And when you give students a set of prompts to be thinking about, try to stick to them when you open the discussion. More than once I realized that I gave my students a set of questions to help them prepare the reading and then I asked a completely different set of questions in class. It’s not that we have to stick unalterably to a scripts that we have written, but if students see no relation between what you’ve asked them to think about and what you’re asking them to talk about, they are not likely to generate a good discussion.
Responsible talking, responsible listening. Whether in a seminar setting or having divided your class into smaller groups, it is useful to employ some practices to support the discussion. There are two key roles in the discussion section: responsible talking and active listening. To support the first, give the students a sense of what it means to be a responsible participant in the group. Obviously, it means being prepared for the discussion by having completed and thought about the reading, trying to stay on topic, and encouraging others to talk as well. It also means attempting to move the discussion forward. Which brings up active listening. A good discussion is built on the fact that students are not (just) queuing up with a set of things they want to say even though those points have already been made. They are listening to their colleagues in an active way so that even if they repeat some of what has been said, they also try to move the discussion to a new point. (For tips on active listening, see here.) You can do some things to support this by having students adopt (and exchange) certain roles in the discussion. You might want one student to be a note taker and another to be in charge of facilitating the discussion or reporting back to the class. (You can find different report-back strategies here.)
Unless you assign regular discussion groups at the start of the semester, you can encourage more participation by arranging discussion groups to have different students in them each time, particularly if you find that students always sit in the same seats and you tend to form discussion groups by having students talk to those sitting closest to them. While quick discussions will inevitably rely on turning to one’s neighbors, for longer discussions you might want to mix the groups up, setting them up by “counting-off” or other techniques. The latest suggestion I read on how to do this comes from George Williams in ProfHacker who uses playing cards to establish groups in a large class. (For example, to set up groups of four, pass out the cards and have those who draw the same number form a group. This may seem an unnecessary waste of time, but students might also find it intriguing.)

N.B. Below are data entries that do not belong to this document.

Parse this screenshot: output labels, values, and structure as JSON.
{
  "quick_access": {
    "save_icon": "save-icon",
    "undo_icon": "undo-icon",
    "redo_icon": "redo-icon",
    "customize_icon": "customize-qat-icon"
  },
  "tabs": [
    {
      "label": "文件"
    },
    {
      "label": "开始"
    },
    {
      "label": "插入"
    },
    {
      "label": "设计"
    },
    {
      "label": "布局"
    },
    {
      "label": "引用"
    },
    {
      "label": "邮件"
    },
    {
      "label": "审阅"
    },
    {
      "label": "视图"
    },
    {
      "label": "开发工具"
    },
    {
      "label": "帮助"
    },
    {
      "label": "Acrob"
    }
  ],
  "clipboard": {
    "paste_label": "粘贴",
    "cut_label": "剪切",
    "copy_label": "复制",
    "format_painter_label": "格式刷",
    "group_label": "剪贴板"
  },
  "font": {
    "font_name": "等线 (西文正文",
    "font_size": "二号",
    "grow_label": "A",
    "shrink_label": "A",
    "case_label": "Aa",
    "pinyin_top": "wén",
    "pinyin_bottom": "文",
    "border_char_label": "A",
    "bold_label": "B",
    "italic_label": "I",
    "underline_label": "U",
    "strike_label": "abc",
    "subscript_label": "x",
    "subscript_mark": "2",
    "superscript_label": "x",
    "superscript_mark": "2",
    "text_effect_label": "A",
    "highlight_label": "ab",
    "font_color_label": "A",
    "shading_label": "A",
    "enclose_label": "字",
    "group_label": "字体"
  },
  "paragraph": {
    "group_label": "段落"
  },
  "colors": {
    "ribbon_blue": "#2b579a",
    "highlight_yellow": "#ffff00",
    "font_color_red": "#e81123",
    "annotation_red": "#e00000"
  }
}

Finally, if you are interested in different ways to assess student discussions, please refer to the Article of the Week for February 18, 2013 (Assessing Student Discussions). You can find this on CTIE’s Blackboard site.
Do you have other ways to encourage student discussions? Share them with us by posting a comment.